Supplied material below:

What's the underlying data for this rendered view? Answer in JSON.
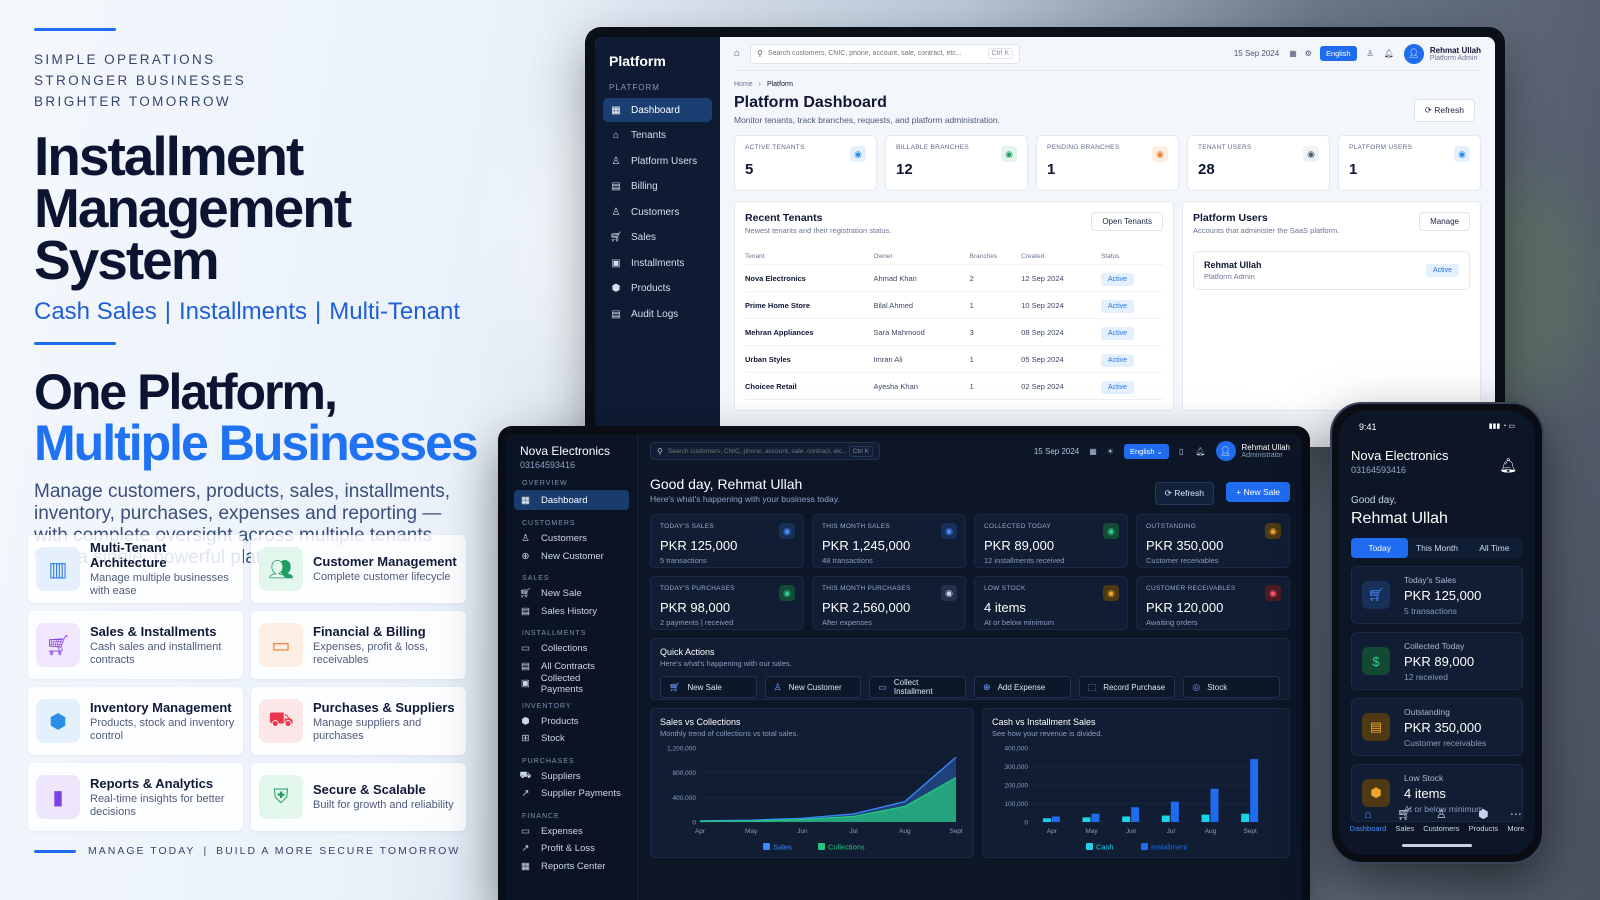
{
  "marketing": {
    "taglines": [
      "SIMPLE OPERATIONS",
      "STRONGER BUSINESSES",
      "BRIGHTER TOMORROW"
    ],
    "title_line1": "Installment",
    "title_line2": "Management System",
    "subtitle_parts": [
      "Cash Sales",
      "Installments",
      "Multi-Tenant"
    ],
    "headline_line1": "One Platform,",
    "headline_line2": "Multiple Businesses",
    "description": "Manage customers, products, sales, installments, inventory, purchases, expenses and reporting — with complete oversight across multiple tenants from a single, powerful platform.",
    "features": [
      {
        "title": "Multi-Tenant Architecture",
        "desc": "Manage multiple businesses with ease",
        "icon": "building-icon",
        "color": "#2a7de8",
        "bg": "#e6f0fd"
      },
      {
        "title": "Customer Management",
        "desc": "Complete customer lifecycle",
        "icon": "users-icon",
        "color": "#1e9e62",
        "bg": "#e3f6ec"
      },
      {
        "title": "Sales & Installments",
        "desc": "Cash sales and installment contracts",
        "icon": "cart-icon",
        "color": "#8a3fe0",
        "bg": "#f0e7fc"
      },
      {
        "title": "Financial & Billing",
        "desc": "Expenses, profit & loss, receivables",
        "icon": "card-icon",
        "color": "#f07a2a",
        "bg": "#fdeee3"
      },
      {
        "title": "Inventory Management",
        "desc": "Products, stock and inventory control",
        "icon": "box-icon",
        "color": "#2a8ee8",
        "bg": "#e4f1fd"
      },
      {
        "title": "Purchases & Suppliers",
        "desc": "Manage suppliers and purchases",
        "icon": "truck-icon",
        "color": "#e8364a",
        "bg": "#fde6e8"
      },
      {
        "title": "Reports & Analytics",
        "desc": "Real-time insights for better decisions",
        "icon": "bar-chart-icon",
        "color": "#7a45e0",
        "bg": "#eee7fc"
      },
      {
        "title": "Secure & Scalable",
        "desc": "Built for growth and reliability",
        "icon": "shield-icon",
        "color": "#1e9e62",
        "bg": "#e3f6ec"
      }
    ],
    "footer_left": "MANAGE TODAY",
    "footer_right": "BUILD A MORE SECURE TOMORROW"
  },
  "monitor": {
    "brand": "Platform",
    "section": "PLATFORM",
    "nav": [
      "Dashboard",
      "Tenants",
      "Platform Users",
      "Billing",
      "Customers",
      "Sales",
      "Installments",
      "Products",
      "Audit Logs"
    ],
    "search_placeholder": "Search customers, CNIC, phone, account, sale, contract, etc...",
    "kbd": "Ctrl K",
    "date": "15 Sep 2024",
    "lang": "English",
    "user_name": "Rehmat Ullah",
    "user_role": "Platform Admin",
    "crumb_home": "Home",
    "crumb_current": "Platform",
    "title": "Platform Dashboard",
    "subtitle": "Monitor tenants, track branches, requests, and platform administration.",
    "refresh": "Refresh",
    "kpis": [
      {
        "label": "ACTIVE TENANTS",
        "value": "5",
        "color": "#2a8ee8",
        "bg": "#e4f1fd"
      },
      {
        "label": "BILLABLE BRANCHES",
        "value": "12",
        "color": "#1e9e62",
        "bg": "#e3f6ec"
      },
      {
        "label": "PENDING BRANCHES",
        "value": "1",
        "color": "#f07a2a",
        "bg": "#fdeee3"
      },
      {
        "label": "TENANT USERS",
        "value": "28",
        "color": "#4a5673",
        "bg": "#eef1f6"
      },
      {
        "label": "PLATFORM USERS",
        "value": "1",
        "color": "#2a8ee8",
        "bg": "#e4f1fd"
      }
    ],
    "recent": {
      "title": "Recent Tenants",
      "subtitle": "Newest tenants and their registration status.",
      "button": "Open Tenants",
      "headers": [
        "Tenant",
        "Owner",
        "Branches",
        "Created",
        "Status"
      ],
      "rows": [
        [
          "Nova Electronics",
          "Ahmad Khan",
          "2",
          "12 Sep 2024",
          "Active"
        ],
        [
          "Prime Home Store",
          "Bilal Ahmed",
          "1",
          "10 Sep 2024",
          "Active"
        ],
        [
          "Mehran Appliances",
          "Sara Mahmood",
          "3",
          "08 Sep 2024",
          "Active"
        ],
        [
          "Urban Styles",
          "Imran Ali",
          "1",
          "05 Sep 2024",
          "Active"
        ],
        [
          "Choicee Retail",
          "Ayesha Khan",
          "1",
          "02 Sep 2024",
          "Active"
        ]
      ]
    },
    "users_panel": {
      "title": "Platform Users",
      "subtitle": "Accounts that administer the SaaS platform.",
      "button": "Manage",
      "user": "Rehmat Ullah",
      "role": "Platform Admin",
      "status": "Active"
    }
  },
  "laptop": {
    "brand": "Nova Electronics",
    "phone": "03164593416",
    "sections": [
      {
        "label": "OVERVIEW",
        "items": [
          "Dashboard"
        ]
      },
      {
        "label": "CUSTOMERS",
        "items": [
          "Customers",
          "New Customer"
        ]
      },
      {
        "label": "SALES",
        "items": [
          "New Sale",
          "Sales History"
        ]
      },
      {
        "label": "INSTALLMENTS",
        "items": [
          "Collections",
          "All Contracts",
          "Collected Payments"
        ]
      },
      {
        "label": "INVENTORY",
        "items": [
          "Products",
          "Stock"
        ]
      },
      {
        "label": "PURCHASES",
        "items": [
          "Suppliers",
          "Supplier Payments"
        ]
      },
      {
        "label": "FINANCE",
        "items": [
          "Expenses",
          "Profit & Loss",
          "Reports Center"
        ]
      }
    ],
    "search_placeholder": "Search customers, CNIC, phone, account, sale, contract, etc...",
    "kbd": "Ctrl K",
    "date": "15 Sep 2024",
    "lang": "English",
    "user_name": "Rehmat Ullah",
    "user_role": "Administrator",
    "greeting": "Good day, Rehmat Ullah",
    "greeting_sub": "Here's what's happening with your business today.",
    "refresh": "Refresh",
    "new_sale": "+ New Sale",
    "kpis": [
      {
        "label": "TODAY'S SALES",
        "value": "PKR 125,000",
        "sub": "5 transactions",
        "color": "#4c8dff",
        "bg": "#16305a"
      },
      {
        "label": "THIS MONTH SALES",
        "value": "PKR 1,245,000",
        "sub": "48 transactions",
        "color": "#4c8dff",
        "bg": "#16305a"
      },
      {
        "label": "COLLECTED TODAY",
        "value": "PKR 89,000",
        "sub": "12 installments received",
        "color": "#2ecf8a",
        "bg": "#124a36"
      },
      {
        "label": "OUTSTANDING",
        "value": "PKR 350,000",
        "sub": "Customer receivables",
        "color": "#f0a62a",
        "bg": "#4d3a15"
      },
      {
        "label": "TODAY'S PURCHASES",
        "value": "PKR 98,000",
        "sub": "2 payments | received",
        "color": "#2ecf8a",
        "bg": "#124a36"
      },
      {
        "label": "THIS MONTH PURCHASES",
        "value": "PKR 2,560,000",
        "sub": "After expenses",
        "color": "#cbd6ea",
        "bg": "#25314a"
      },
      {
        "label": "LOW STOCK",
        "value": "4 items",
        "sub": "At or below minimum",
        "color": "#f0a62a",
        "bg": "#4d3a15"
      },
      {
        "label": "CUSTOMER RECEIVABLES",
        "value": "PKR 120,000",
        "sub": "Awaiting orders",
        "color": "#ff5a6a",
        "bg": "#4d1a24"
      }
    ],
    "quick": {
      "title": "Quick Actions",
      "subtitle": "Here's what's happening with our sales.",
      "buttons": [
        "New Sale",
        "New Customer",
        "Collect Installment",
        "Add Expense",
        "Record Purchase",
        "Stock"
      ]
    },
    "chart1_title": "Sales vs Collections",
    "chart1_sub": "Monthly trend of collections vs total sales.",
    "chart2_title": "Cash vs Installment Sales",
    "chart2_sub": "See how your revenue is divided."
  },
  "chart_data": [
    {
      "type": "area",
      "title": "Sales vs Collections",
      "categories": [
        "Apr",
        "May",
        "Jun",
        "Jul",
        "Aug",
        "Sept"
      ],
      "ylim": [
        0,
        1200000
      ],
      "yticks": [
        "0",
        "400,000",
        "800,000",
        "1,200,000"
      ],
      "series": [
        {
          "name": "Sales",
          "values": [
            20000,
            30000,
            60000,
            130000,
            330000,
            1050000
          ],
          "color": "#3a86ff"
        },
        {
          "name": "Collections",
          "values": [
            10000,
            15000,
            40000,
            90000,
            250000,
            720000
          ],
          "color": "#27c47d"
        }
      ],
      "legend": "bottom"
    },
    {
      "type": "bar",
      "title": "Cash vs Installment Sales",
      "categories": [
        "Apr",
        "May",
        "Jun",
        "Jul",
        "Aug",
        "Sept"
      ],
      "ylim": [
        0,
        400000
      ],
      "yticks": [
        "0",
        "100,000",
        "200,000",
        "300,000",
        "400,000"
      ],
      "series": [
        {
          "name": "Cash",
          "values": [
            20000,
            25000,
            30000,
            35000,
            40000,
            45000
          ],
          "color": "#1fd1e8"
        },
        {
          "name": "Installment",
          "values": [
            30000,
            45000,
            80000,
            110000,
            180000,
            340000
          ],
          "color": "#1f6cf0"
        }
      ],
      "legend": "bottom"
    }
  ],
  "phone": {
    "time": "9:41",
    "status_icons": "▮▮▮ ◔ ▭",
    "brand": "Nova Electronics",
    "phone": "03164593416",
    "greet": "Good day,",
    "name": "Rehmat Ullah",
    "tabs": [
      "Today",
      "This Month",
      "All Time"
    ],
    "cards": [
      {
        "label": "Today's Sales",
        "value": "PKR 125,000",
        "sub": "5 transactions",
        "color": "#4c8dff",
        "bg": "#16305a",
        "icon": "cart-icon"
      },
      {
        "label": "Collected Today",
        "value": "PKR 89,000",
        "sub": "12 received",
        "color": "#2ecf8a",
        "bg": "#124a36",
        "icon": "cash-icon"
      },
      {
        "label": "Outstanding",
        "value": "PKR 350,000",
        "sub": "Customer receivables",
        "color": "#f0a62a",
        "bg": "#4d3a15",
        "icon": "wallet-icon"
      },
      {
        "label": "Low Stock",
        "value": "4 items",
        "sub": "At or below minimum",
        "color": "#f0a62a",
        "bg": "#4d3a15",
        "icon": "box-icon"
      }
    ],
    "nav": [
      "Dashboard",
      "Sales",
      "Customers",
      "Products",
      "More"
    ]
  }
}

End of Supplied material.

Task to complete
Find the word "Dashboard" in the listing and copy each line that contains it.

Task answer
      "Dashboard",
    "title": "Platform Dashboard",
          "Dashboard"
      "Dashboard",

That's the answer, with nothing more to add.